→ What you are asked to do: Search the material and gather each line with "calendar" in it.
::: Exercise material
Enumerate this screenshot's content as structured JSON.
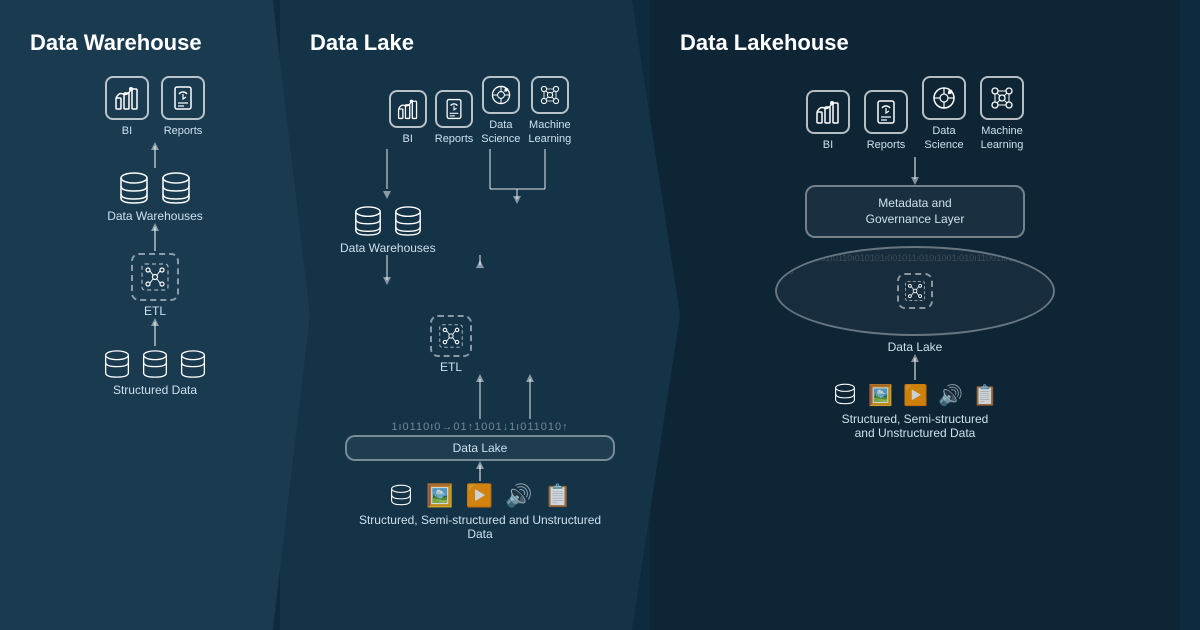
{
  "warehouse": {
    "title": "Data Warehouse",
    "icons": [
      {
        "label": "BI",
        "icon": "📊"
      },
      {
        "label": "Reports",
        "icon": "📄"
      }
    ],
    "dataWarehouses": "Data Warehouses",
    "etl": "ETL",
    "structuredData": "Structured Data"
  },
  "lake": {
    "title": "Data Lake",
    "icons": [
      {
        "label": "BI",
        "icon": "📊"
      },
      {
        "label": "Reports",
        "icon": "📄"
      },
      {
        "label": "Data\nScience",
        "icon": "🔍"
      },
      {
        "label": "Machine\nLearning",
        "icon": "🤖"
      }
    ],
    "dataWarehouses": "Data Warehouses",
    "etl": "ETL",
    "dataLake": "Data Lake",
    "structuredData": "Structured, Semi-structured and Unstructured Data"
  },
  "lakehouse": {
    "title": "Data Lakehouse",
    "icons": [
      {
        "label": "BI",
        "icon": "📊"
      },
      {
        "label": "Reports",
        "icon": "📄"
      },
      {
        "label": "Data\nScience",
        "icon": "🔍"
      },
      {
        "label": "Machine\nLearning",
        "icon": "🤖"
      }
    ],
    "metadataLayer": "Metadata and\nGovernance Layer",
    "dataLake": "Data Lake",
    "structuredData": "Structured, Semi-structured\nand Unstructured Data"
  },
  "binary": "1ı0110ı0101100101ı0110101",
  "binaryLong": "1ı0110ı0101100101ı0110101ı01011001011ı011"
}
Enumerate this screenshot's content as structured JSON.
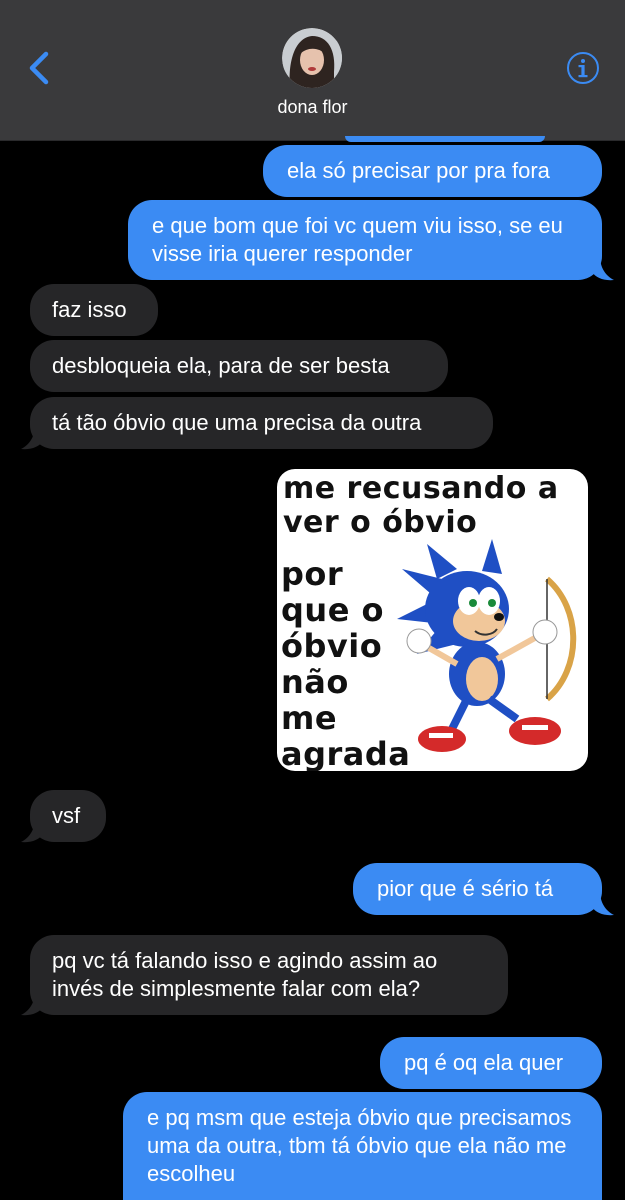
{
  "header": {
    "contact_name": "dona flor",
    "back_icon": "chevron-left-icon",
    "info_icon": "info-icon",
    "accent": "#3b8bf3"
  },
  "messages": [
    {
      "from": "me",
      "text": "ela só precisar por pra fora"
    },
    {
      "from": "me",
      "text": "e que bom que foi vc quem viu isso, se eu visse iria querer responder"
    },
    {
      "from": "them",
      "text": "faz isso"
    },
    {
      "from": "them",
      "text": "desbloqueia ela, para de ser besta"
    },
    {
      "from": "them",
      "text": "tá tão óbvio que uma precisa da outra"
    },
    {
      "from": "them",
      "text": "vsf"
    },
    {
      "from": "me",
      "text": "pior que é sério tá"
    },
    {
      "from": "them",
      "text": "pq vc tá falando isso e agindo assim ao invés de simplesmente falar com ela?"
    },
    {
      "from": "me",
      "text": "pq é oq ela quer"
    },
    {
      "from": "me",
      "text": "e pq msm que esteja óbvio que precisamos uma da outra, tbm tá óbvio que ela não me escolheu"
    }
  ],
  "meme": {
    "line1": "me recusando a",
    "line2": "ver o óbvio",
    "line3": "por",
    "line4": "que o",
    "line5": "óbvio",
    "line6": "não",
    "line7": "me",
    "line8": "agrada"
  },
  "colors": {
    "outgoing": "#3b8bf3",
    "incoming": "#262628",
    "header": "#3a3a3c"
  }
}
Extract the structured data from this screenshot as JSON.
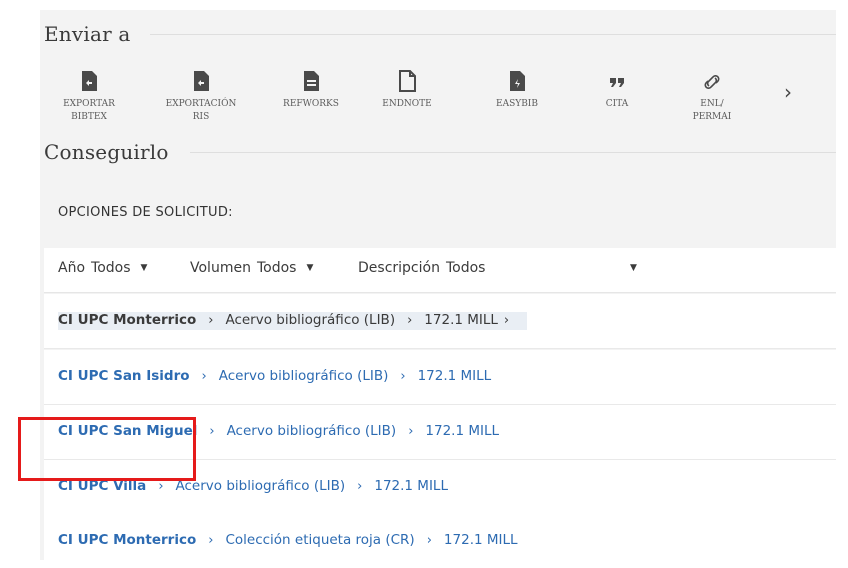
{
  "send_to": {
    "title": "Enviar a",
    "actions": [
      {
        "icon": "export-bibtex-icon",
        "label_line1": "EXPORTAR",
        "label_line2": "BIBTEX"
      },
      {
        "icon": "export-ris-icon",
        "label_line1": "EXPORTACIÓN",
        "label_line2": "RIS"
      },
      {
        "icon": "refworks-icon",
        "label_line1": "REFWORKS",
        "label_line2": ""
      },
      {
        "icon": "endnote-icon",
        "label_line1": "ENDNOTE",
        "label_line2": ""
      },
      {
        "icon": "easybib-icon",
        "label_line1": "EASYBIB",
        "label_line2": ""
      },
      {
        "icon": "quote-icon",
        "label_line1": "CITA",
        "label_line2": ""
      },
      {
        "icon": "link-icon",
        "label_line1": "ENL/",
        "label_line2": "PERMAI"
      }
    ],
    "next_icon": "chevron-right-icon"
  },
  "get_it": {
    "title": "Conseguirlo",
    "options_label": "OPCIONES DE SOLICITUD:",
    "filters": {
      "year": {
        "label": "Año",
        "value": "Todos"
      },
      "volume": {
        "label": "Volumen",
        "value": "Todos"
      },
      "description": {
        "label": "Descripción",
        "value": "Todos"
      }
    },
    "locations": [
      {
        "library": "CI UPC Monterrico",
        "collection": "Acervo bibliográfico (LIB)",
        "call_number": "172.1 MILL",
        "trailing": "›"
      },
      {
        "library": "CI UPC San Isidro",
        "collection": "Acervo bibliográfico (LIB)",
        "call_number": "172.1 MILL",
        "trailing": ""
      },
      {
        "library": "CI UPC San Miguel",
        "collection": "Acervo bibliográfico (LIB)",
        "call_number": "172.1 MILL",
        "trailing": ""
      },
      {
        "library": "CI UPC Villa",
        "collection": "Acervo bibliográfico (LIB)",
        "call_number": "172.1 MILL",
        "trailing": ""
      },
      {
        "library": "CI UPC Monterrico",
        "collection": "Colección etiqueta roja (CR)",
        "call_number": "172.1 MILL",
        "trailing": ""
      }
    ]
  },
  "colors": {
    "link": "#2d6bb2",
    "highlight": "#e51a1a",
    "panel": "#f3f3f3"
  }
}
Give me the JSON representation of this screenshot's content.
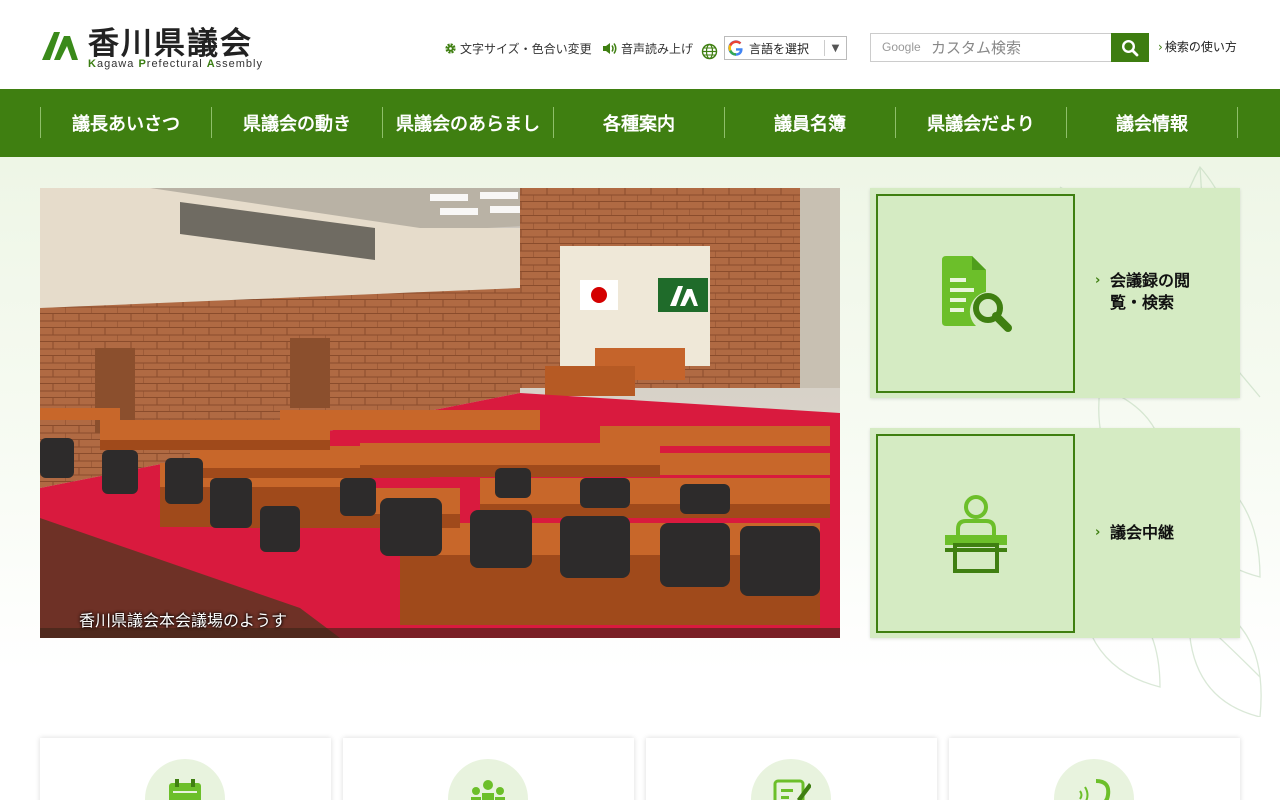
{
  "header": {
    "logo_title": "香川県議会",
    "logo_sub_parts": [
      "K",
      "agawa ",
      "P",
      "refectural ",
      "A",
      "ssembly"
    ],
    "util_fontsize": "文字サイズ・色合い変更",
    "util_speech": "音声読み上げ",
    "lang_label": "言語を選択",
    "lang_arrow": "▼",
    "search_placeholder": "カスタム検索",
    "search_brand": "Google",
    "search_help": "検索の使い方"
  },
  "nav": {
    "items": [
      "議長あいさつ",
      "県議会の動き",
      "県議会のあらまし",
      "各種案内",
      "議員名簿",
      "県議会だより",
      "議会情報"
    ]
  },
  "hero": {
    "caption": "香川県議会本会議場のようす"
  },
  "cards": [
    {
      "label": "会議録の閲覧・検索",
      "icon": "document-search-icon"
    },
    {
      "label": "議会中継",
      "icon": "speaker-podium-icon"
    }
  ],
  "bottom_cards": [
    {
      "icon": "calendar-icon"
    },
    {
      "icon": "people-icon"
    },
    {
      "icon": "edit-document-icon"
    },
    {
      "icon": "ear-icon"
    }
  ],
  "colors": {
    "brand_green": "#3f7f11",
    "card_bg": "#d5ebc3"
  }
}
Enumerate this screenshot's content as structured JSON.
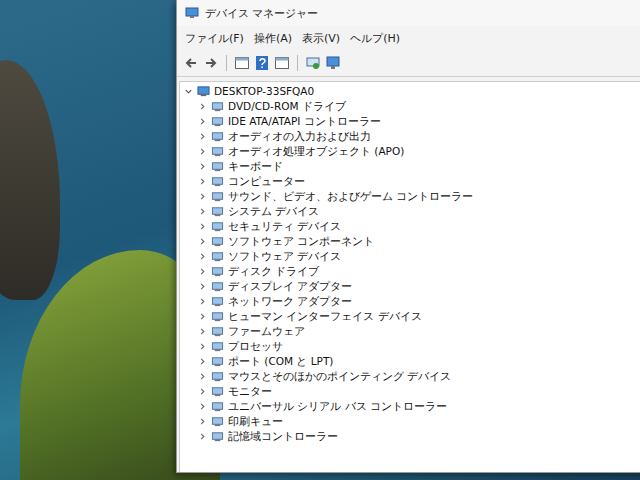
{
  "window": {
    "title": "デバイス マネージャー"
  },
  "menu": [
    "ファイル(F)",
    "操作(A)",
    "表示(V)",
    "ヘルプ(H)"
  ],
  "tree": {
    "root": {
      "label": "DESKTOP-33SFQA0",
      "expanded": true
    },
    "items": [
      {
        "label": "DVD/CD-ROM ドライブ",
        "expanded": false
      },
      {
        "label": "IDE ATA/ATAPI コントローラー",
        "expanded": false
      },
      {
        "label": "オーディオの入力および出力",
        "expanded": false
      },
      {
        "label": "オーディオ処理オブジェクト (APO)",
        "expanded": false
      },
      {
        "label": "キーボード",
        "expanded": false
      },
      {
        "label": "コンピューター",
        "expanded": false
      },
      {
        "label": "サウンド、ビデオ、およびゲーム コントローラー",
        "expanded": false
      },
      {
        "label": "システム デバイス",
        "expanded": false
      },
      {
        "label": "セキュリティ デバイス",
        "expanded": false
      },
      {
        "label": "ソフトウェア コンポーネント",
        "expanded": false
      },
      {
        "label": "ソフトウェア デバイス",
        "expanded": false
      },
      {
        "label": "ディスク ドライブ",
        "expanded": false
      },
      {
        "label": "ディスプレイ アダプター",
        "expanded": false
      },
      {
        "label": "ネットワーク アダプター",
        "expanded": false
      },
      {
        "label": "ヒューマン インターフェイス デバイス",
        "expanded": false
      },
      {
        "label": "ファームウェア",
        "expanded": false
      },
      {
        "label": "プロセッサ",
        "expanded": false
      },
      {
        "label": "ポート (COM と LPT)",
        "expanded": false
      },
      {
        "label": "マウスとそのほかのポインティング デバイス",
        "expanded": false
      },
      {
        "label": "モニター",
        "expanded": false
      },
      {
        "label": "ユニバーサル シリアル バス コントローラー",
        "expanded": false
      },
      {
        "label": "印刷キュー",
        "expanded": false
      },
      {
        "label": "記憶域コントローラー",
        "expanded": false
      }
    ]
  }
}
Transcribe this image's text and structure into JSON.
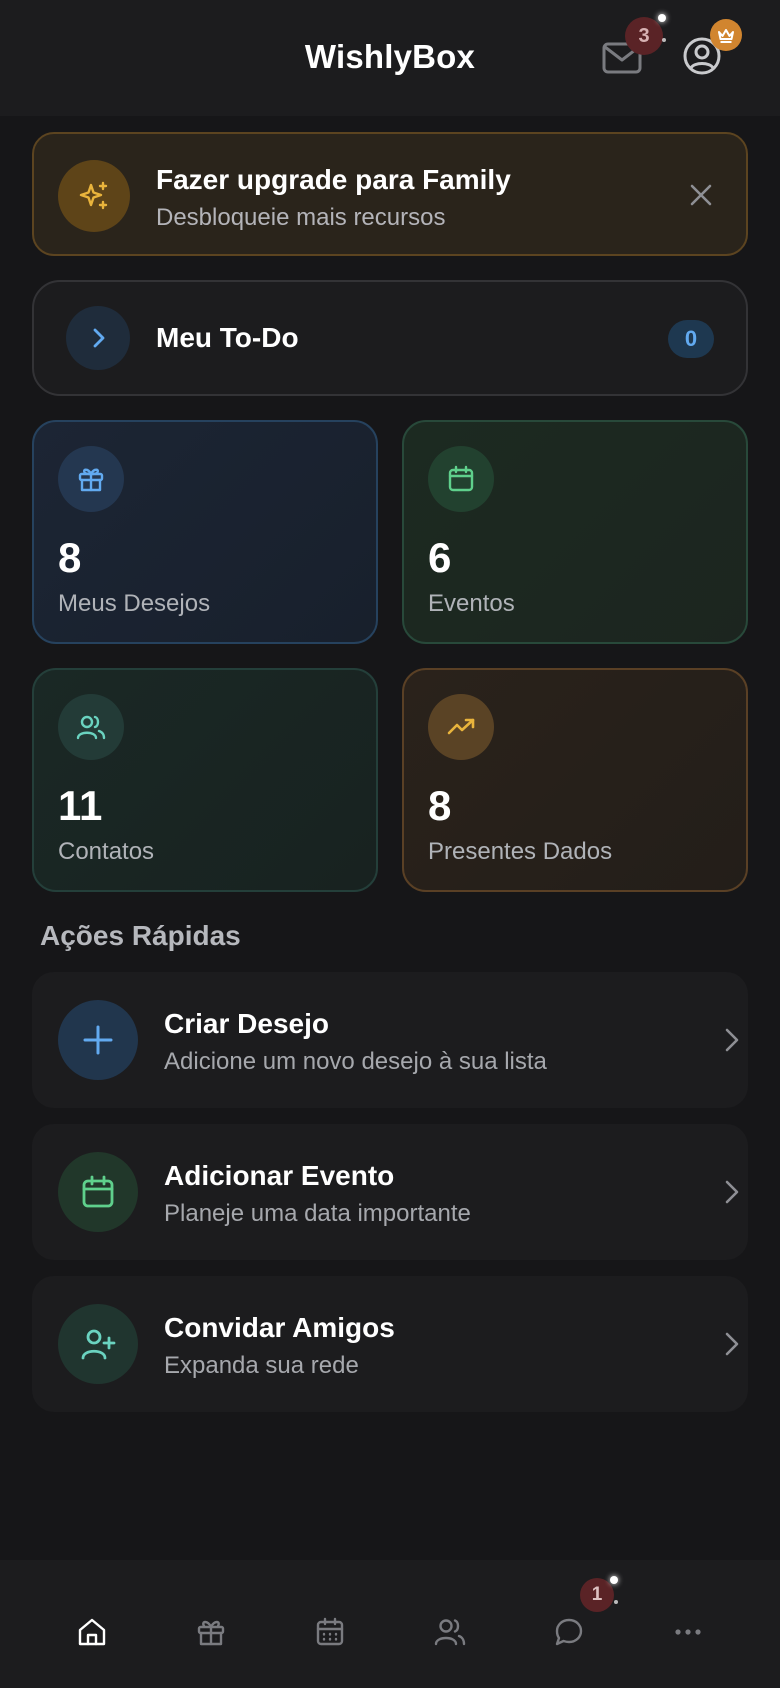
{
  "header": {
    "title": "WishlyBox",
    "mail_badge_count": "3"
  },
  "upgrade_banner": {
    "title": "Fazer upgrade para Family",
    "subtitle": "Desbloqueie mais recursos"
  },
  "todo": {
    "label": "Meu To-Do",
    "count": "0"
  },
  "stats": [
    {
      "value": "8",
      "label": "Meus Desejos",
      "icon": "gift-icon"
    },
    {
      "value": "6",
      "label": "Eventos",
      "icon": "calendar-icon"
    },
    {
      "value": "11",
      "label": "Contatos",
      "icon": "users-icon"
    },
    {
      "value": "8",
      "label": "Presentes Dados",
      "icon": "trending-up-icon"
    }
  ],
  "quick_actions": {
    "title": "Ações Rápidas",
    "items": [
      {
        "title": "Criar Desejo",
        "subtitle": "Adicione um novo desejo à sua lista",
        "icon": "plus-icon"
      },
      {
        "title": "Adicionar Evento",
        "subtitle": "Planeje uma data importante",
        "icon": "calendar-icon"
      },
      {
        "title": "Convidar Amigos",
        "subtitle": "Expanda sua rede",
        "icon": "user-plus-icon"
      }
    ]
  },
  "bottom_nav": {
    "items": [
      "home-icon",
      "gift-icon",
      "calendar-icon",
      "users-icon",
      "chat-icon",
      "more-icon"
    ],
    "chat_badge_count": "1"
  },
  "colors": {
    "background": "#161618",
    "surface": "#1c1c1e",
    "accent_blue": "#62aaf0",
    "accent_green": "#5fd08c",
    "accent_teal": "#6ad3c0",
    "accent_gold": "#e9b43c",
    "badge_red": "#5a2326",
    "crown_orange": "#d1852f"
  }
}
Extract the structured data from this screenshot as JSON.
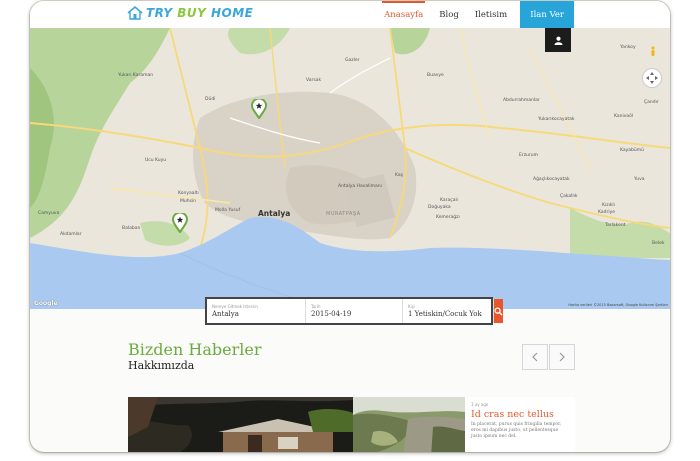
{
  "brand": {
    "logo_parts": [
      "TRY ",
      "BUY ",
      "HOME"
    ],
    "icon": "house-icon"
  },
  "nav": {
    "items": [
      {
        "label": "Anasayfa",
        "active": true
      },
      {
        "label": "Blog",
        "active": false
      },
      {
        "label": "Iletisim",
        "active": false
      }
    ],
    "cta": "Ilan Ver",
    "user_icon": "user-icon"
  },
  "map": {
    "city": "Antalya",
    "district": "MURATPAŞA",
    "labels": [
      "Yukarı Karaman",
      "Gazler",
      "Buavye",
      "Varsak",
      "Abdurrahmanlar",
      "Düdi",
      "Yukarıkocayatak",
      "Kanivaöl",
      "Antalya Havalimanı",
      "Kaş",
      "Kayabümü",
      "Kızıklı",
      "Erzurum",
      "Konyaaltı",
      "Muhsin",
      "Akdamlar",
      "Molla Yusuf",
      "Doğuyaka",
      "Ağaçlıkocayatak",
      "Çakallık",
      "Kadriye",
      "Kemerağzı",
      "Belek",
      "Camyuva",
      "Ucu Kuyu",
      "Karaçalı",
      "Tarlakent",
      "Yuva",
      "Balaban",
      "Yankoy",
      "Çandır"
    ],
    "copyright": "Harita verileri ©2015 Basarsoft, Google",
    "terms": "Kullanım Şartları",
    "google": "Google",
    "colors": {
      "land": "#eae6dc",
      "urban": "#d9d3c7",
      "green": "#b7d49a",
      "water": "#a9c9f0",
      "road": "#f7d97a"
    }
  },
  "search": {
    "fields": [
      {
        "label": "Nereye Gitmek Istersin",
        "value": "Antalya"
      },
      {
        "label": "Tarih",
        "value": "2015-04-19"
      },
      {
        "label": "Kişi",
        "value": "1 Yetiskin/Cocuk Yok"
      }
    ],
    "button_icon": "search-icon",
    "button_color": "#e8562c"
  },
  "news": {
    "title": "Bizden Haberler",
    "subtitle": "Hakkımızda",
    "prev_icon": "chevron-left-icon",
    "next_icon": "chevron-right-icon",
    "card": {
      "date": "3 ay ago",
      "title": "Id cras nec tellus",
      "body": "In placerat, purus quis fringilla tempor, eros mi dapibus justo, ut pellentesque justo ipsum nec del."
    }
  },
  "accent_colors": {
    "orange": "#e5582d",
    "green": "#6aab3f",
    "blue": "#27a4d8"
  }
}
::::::
→ Task solution:
      "icon": "calendar-icon"
      "icon": "calendar-icon"
        "icon": "calendar-icon"
      "calendar-icon",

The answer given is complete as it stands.